Material provided –
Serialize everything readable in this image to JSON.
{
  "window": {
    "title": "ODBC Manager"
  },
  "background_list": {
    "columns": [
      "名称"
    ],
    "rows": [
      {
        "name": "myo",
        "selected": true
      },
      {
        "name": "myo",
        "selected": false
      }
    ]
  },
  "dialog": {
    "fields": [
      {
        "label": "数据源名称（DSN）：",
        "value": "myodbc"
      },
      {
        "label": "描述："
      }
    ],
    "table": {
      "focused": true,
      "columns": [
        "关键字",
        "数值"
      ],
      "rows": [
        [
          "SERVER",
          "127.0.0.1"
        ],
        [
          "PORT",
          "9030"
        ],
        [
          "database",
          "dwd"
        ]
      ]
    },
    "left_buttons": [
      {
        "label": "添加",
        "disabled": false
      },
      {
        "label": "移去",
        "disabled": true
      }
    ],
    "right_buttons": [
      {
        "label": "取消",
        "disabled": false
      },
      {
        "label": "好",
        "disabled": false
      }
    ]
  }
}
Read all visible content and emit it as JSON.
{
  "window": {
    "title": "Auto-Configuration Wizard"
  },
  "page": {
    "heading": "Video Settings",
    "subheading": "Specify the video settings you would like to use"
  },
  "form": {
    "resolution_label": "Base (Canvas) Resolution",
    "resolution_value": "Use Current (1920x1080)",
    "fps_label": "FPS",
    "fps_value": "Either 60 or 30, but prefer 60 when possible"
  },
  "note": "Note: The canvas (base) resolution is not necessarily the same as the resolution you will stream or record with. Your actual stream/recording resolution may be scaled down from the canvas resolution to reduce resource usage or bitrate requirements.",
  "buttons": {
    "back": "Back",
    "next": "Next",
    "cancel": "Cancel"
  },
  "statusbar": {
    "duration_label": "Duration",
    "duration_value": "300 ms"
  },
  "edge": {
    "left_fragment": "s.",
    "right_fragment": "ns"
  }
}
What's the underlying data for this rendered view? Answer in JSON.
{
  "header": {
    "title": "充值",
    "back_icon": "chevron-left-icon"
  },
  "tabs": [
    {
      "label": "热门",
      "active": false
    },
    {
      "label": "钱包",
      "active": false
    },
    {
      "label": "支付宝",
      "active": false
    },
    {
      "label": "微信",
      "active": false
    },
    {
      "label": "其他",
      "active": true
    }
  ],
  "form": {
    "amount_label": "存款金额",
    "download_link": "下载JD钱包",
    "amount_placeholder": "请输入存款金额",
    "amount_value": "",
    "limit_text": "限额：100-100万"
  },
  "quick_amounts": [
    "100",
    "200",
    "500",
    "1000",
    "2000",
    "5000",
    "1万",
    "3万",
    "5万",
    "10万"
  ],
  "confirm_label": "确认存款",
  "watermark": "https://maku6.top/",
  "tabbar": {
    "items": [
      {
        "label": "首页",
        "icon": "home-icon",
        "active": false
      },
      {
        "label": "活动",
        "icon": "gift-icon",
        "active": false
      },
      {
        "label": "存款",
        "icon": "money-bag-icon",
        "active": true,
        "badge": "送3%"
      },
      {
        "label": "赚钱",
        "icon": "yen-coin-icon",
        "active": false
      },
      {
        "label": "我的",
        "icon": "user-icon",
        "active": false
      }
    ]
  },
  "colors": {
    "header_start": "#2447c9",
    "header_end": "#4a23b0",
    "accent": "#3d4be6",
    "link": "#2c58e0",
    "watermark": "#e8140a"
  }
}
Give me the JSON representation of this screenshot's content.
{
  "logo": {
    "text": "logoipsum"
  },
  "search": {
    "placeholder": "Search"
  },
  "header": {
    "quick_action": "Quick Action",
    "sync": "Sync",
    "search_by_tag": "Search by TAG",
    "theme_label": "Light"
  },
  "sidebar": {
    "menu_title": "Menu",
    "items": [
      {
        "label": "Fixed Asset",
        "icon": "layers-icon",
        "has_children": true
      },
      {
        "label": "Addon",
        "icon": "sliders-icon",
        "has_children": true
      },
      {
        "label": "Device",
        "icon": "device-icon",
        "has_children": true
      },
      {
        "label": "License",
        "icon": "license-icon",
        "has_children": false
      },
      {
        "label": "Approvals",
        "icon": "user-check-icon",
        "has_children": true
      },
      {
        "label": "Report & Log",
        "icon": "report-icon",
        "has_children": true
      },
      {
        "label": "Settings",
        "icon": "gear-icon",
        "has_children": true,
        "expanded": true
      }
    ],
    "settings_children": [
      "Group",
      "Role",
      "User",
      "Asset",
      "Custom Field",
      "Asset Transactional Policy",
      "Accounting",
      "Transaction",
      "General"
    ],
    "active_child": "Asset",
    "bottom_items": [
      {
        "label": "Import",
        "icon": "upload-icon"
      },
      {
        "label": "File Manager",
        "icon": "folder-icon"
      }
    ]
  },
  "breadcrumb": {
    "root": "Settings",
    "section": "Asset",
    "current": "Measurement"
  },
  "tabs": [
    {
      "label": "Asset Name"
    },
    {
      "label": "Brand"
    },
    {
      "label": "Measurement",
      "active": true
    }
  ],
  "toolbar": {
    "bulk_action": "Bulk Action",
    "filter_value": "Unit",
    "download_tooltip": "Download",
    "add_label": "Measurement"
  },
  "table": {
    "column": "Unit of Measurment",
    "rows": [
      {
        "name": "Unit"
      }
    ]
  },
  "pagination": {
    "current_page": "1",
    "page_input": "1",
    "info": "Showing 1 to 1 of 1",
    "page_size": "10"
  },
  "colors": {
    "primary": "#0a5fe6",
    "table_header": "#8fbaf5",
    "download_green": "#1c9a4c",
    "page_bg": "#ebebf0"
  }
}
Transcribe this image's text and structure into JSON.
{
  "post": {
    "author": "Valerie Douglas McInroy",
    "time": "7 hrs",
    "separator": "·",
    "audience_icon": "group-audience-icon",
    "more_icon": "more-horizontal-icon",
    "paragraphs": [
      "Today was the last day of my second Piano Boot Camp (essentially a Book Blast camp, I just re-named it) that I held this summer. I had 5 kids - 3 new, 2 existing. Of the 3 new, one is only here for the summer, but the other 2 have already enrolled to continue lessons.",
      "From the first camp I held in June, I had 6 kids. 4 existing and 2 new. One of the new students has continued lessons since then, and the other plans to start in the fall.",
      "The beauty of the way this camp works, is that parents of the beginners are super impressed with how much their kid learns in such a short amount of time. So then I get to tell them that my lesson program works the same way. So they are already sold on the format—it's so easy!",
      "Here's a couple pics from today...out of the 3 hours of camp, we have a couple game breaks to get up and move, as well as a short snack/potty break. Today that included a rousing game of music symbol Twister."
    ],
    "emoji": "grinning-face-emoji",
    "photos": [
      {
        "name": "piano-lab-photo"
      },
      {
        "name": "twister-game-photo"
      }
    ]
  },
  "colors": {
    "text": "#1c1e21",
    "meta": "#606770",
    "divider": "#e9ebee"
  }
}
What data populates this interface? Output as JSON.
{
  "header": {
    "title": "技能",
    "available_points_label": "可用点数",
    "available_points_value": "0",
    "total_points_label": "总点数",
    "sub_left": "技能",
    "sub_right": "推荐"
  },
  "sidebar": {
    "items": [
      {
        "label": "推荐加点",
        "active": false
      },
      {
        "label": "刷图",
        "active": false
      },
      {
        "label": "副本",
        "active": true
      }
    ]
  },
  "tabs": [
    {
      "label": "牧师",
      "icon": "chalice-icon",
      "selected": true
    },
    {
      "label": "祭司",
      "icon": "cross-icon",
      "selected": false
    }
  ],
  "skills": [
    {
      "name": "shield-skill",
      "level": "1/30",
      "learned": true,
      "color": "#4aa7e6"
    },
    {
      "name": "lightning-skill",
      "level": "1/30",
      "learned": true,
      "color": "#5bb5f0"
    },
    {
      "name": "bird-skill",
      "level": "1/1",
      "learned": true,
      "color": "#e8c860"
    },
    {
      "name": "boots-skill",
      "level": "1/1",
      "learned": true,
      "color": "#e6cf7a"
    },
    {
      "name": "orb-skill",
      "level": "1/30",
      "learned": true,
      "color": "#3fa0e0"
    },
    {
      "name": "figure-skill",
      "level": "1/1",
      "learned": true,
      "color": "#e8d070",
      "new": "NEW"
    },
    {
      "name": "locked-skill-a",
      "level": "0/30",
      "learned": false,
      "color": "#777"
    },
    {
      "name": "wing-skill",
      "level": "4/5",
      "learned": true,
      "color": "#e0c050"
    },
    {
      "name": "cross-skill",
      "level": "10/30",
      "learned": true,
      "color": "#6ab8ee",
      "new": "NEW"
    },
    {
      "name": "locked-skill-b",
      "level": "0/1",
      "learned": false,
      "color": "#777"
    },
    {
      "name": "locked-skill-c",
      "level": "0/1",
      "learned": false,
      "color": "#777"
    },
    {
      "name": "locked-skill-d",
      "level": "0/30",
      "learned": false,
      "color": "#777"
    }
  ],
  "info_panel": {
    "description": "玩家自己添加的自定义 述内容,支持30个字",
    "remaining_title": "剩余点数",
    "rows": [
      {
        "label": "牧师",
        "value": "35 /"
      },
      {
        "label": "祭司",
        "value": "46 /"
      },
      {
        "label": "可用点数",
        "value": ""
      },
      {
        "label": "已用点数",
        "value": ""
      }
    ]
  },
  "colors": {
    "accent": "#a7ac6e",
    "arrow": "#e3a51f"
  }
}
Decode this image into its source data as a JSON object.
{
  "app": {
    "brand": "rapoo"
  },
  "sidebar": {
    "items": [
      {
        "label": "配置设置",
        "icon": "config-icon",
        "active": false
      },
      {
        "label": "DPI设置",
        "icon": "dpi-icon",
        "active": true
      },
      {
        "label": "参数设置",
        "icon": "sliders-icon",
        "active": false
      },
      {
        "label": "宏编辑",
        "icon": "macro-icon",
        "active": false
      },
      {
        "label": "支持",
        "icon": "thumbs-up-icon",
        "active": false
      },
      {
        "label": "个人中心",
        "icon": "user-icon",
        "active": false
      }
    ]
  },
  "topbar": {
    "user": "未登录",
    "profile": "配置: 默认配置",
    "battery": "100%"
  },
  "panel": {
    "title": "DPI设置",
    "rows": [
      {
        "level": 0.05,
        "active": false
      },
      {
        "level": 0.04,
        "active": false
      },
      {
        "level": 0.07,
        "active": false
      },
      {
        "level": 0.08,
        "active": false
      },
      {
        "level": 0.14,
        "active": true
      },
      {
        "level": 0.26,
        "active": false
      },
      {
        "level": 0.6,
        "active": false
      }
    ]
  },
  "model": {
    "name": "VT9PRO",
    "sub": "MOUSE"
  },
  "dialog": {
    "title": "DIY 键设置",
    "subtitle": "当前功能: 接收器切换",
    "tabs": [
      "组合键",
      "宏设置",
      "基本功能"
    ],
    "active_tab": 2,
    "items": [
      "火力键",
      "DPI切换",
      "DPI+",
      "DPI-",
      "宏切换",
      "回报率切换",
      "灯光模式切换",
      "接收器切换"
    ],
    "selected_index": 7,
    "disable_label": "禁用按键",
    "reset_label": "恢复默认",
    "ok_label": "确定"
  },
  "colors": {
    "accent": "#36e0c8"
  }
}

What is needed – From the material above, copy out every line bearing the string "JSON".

Response below –
Serialize everything readable in this image to JSON.
Read all visible content and emit it as JSON.
What's the underlying data for this rendered view? Answer in JSON.
Give me the JSON representation of this screenshot's content.
Transcribe this image's text and structure into JSON.
What data populates this interface? Output as JSON.
Decode this image into its source data as a JSON object.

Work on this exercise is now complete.